Requirement »
Among the entries below, count the lines that contain the word "type". Write down only the total.

Supplied data »
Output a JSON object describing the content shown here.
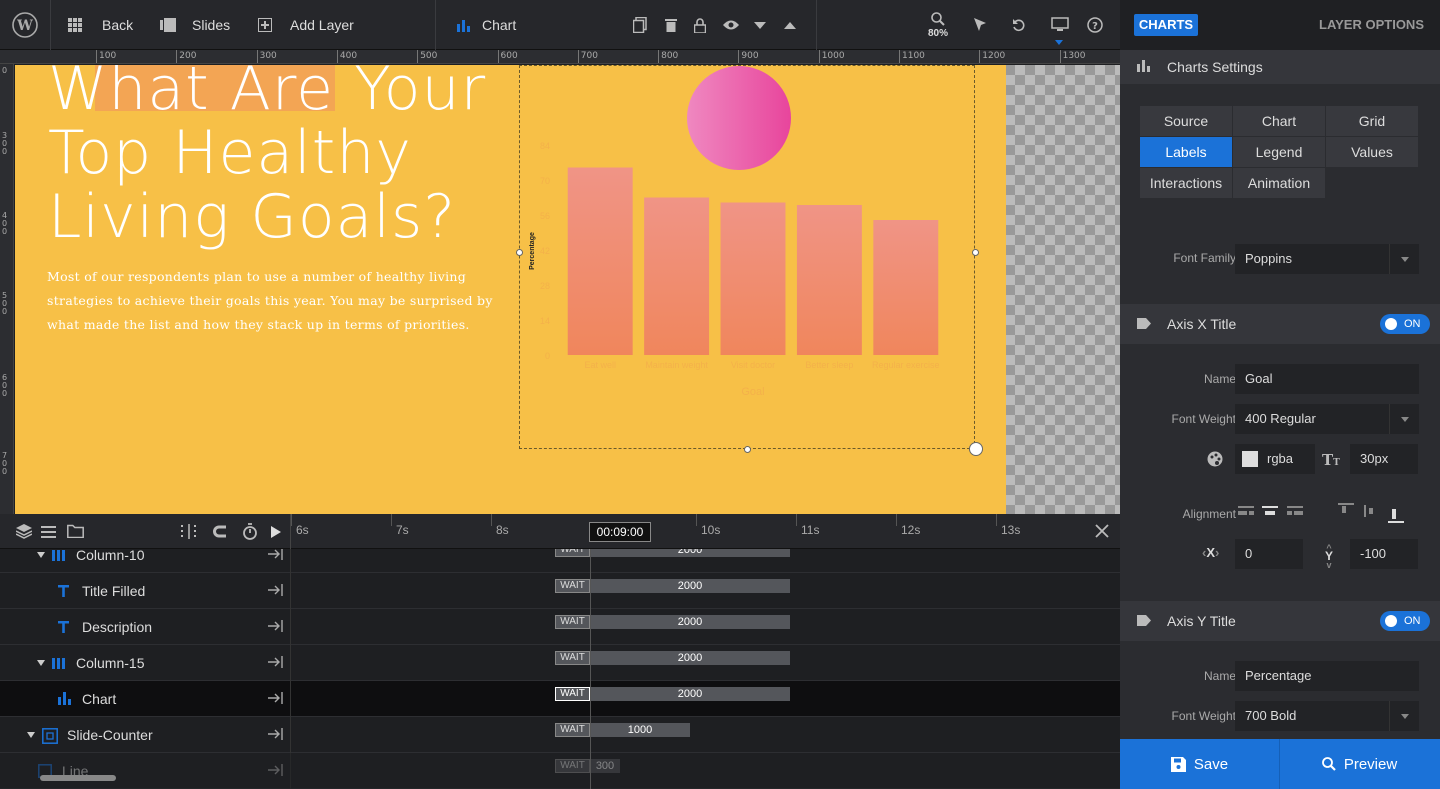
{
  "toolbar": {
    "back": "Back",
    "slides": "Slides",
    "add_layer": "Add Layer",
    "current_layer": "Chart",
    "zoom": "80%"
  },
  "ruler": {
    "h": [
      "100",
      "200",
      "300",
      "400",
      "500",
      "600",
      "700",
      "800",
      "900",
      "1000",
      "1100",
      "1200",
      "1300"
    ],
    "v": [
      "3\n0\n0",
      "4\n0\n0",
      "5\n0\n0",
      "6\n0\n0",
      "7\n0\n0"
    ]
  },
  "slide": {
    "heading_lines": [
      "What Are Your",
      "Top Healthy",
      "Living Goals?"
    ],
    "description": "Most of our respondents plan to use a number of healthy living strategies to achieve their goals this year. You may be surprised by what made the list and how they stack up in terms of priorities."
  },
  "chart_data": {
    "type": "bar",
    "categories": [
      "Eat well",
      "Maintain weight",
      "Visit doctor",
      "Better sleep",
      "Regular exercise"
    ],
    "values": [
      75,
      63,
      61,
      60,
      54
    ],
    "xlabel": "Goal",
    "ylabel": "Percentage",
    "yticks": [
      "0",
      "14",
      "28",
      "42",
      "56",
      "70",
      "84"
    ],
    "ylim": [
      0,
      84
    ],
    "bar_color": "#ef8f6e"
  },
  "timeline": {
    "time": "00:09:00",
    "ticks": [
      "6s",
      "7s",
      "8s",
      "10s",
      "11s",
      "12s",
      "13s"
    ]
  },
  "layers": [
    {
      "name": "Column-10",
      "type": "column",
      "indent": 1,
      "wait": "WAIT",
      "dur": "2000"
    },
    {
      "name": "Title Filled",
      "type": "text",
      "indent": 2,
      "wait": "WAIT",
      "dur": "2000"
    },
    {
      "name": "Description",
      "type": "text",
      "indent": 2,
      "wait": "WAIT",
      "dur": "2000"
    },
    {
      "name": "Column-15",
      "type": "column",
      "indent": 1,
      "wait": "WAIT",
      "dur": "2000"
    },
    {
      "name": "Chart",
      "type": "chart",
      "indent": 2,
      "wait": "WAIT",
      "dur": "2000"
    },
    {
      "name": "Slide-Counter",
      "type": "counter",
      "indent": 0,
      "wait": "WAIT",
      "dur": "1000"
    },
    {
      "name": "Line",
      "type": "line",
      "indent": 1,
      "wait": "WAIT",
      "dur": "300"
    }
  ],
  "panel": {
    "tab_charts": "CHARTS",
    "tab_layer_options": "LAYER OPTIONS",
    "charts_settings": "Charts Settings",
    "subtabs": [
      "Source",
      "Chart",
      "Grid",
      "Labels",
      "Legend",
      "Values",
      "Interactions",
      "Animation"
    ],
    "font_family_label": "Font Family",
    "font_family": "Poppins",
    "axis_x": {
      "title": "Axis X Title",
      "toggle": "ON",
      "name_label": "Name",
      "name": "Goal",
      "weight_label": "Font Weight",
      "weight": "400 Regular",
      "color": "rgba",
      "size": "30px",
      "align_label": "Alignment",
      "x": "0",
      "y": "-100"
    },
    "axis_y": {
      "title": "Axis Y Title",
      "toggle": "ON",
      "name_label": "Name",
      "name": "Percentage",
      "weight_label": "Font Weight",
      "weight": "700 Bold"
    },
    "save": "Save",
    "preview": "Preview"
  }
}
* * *
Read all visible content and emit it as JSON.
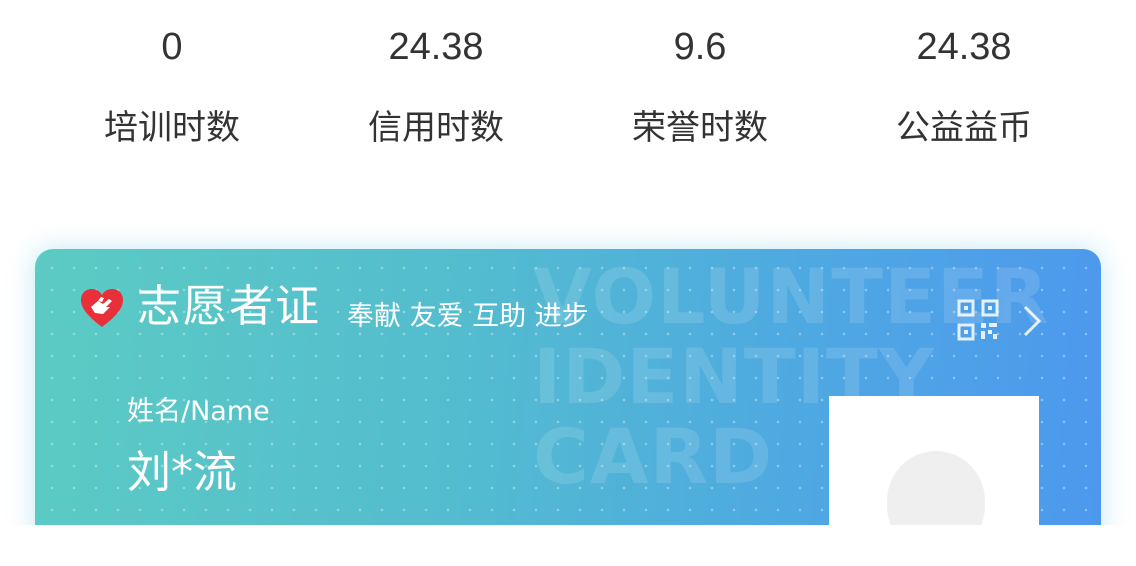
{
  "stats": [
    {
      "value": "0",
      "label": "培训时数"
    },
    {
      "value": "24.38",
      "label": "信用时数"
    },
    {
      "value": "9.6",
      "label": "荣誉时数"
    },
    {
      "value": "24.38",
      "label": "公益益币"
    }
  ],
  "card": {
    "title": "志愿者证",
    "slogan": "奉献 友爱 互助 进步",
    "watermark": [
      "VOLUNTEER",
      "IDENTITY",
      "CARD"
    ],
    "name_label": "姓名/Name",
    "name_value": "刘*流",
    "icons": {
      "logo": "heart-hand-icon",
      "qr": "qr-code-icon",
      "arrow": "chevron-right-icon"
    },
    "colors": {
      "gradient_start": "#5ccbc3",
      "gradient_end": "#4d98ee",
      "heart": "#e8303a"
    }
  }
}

Exercise response »
8